I love all different types of electronic music. There’s a line that I wouldn’t cross, but I’ve never been an ‘underground only’ person. If a record is great, then it’s great. Doesn’t matter which end of the spectrum it came from!

What’s happening with Trojan? Any new releases planned?

Trojan hasn’t released anything for about 10 years, and there’s currently no roadmap for any releases in the near future. My label manager wanted me to reboot it, but I’ve got other plans. Mainly with my new imprint Electric Garden.

The excellent “Comet EP” on Toolroom recently was followed up swiftly by the classic – “Opium” with The New Division folks on Mesmeric. Are you at a happy place with the outcome of these works?

The Comet EP has amazingly reached over 1.3 million plays on Spotify – something I could’ve never dreamed of! As for Opium with The New Division, we just cracked the Top 40 UK Club chart at number 4, which is my first ever entry into that chart! Fair to say I’m incredibly happy with how they’ve all gone. And there’s so much more music to come, I can’t wait.

Can you tell us about “Mesmerized – Chable Edition, Vol 1 & 2” on Mesmeric? Some great collaborations going on there with the likes of Shilloh, Biologik, Guitro to name a few…

The compilations were compiled by the label manager & owner Julien Roby, and they are basically a collection of tracks that I’ve released on Mesmeric over the years – so they were literally years in the making! My contribution (other than the back catalogue of music) was the artwork, which I always love doing for my own releases.

We wrote a while back that Progressive House had changed, partly down to how it was marketed by online stores and partly from misinformed fans. You’d set up a petition to get Beatport to re label progressive house and had wide spread industry support. How did that pan out in the end, or are you still in talks?

Progressive House never changed, the name was just annexed by everything that isn’t Progressive House. Partly Beatport was to blame by not creating a genre for Big Room House – which was actually what the producers and DJs of that genre called it. The problem has since spiralled out of control and now most genres are littered with things that are clearly not meant to be there, but instead are there because it’s the cool buzz word of the hour.

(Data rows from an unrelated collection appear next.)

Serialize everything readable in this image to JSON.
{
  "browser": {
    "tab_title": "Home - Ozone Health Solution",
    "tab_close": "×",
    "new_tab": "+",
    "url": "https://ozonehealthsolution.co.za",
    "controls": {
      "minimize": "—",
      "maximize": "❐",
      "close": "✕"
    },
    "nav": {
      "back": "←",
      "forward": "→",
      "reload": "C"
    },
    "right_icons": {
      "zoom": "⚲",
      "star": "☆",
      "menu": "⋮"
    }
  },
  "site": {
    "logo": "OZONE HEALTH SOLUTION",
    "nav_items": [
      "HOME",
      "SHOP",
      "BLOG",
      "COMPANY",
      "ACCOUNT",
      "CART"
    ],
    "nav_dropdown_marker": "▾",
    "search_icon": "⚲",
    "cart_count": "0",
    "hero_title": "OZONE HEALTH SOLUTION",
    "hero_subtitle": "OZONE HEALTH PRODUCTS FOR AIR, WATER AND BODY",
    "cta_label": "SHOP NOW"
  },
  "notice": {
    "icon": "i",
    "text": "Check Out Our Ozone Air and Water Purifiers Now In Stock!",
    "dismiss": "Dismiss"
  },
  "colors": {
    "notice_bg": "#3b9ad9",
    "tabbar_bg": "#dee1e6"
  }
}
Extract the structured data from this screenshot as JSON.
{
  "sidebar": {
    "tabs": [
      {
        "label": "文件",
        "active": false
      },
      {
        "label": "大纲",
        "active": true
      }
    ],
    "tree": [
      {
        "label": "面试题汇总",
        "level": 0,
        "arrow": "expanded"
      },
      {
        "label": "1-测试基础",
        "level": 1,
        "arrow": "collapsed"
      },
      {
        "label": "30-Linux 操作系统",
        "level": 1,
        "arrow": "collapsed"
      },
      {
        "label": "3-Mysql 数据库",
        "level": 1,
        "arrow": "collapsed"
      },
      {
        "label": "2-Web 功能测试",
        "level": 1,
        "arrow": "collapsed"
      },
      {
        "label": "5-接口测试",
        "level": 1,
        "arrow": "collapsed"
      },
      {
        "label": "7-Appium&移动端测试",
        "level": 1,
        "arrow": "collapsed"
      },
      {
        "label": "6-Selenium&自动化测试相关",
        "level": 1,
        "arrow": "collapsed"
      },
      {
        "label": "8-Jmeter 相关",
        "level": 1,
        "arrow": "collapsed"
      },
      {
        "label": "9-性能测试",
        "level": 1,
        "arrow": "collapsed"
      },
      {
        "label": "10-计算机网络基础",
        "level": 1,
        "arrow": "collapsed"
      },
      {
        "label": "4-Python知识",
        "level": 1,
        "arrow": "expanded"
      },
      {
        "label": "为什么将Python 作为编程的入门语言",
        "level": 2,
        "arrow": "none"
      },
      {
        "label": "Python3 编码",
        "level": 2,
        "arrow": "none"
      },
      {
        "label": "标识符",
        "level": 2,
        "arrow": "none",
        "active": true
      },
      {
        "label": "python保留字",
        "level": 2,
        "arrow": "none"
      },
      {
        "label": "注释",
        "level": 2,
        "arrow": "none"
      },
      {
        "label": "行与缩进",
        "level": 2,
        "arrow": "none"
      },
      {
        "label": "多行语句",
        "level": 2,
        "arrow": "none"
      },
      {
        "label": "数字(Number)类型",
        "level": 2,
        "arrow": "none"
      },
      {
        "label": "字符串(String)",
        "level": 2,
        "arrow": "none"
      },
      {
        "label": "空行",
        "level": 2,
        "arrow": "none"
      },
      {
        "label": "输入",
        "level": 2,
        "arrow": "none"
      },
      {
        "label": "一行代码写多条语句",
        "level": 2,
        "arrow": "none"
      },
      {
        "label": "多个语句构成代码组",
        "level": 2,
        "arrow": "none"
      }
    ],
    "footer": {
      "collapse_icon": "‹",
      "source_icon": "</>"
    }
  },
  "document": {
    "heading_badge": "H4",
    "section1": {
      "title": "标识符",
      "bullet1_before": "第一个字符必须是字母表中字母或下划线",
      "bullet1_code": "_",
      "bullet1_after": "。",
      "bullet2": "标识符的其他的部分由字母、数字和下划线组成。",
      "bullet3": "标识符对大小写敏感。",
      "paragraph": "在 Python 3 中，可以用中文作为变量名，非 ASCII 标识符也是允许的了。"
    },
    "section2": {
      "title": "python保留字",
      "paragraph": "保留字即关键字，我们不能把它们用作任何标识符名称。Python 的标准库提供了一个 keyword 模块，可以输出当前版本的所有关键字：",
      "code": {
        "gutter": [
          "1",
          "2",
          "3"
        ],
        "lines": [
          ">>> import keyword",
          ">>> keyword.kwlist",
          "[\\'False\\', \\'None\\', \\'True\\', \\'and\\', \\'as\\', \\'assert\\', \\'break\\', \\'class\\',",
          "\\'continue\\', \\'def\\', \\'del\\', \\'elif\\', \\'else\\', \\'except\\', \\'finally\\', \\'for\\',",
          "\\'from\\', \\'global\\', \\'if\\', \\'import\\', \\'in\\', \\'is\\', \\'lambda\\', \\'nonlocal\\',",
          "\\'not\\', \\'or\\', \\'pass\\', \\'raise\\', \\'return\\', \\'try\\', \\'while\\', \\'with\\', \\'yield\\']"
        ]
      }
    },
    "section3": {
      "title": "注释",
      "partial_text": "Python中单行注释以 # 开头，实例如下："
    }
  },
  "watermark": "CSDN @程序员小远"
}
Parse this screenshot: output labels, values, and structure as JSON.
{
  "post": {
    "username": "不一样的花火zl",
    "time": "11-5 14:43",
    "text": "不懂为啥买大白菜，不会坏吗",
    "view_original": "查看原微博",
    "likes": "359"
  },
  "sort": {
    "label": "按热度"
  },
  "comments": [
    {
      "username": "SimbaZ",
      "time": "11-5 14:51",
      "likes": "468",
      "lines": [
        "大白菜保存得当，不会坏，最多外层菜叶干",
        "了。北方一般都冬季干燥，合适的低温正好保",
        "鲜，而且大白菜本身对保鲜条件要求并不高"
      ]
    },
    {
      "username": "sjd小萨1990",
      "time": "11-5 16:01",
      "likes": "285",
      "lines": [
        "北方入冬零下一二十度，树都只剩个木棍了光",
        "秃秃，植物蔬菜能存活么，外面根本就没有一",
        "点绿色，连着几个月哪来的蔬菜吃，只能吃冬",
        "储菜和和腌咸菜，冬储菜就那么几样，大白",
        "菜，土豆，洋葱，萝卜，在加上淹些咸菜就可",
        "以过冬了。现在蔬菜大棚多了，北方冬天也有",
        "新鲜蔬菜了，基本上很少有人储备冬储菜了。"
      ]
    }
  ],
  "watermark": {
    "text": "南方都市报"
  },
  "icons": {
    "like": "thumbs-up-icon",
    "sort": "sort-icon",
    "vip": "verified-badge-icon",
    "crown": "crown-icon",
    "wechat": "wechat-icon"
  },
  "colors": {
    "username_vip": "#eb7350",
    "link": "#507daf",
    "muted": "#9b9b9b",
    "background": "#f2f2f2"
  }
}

Talking of Beatport, and its umbrella company SFX, what do you think will happen now?

I’m staying out of this question!

Hahaha, fair enough. Thank you for taking time out to chat with us Decoded, finally, what’s exciting you for 2016?

I’ve got a number of releases lined up, starting with Opium that was just released on Monday. Next up is a remix of Paul Thomas and Jerome Isma Ae’s ‘Tomorrow’ on ZeroThree, followed by a number of new singles!


Priya Sen
About the Author

Priya is based out of Mumbai and is a DJ/Producer plus contributor to Decoded Magazine, plus hosts her own monthly radio shows in multiple music channels internationally.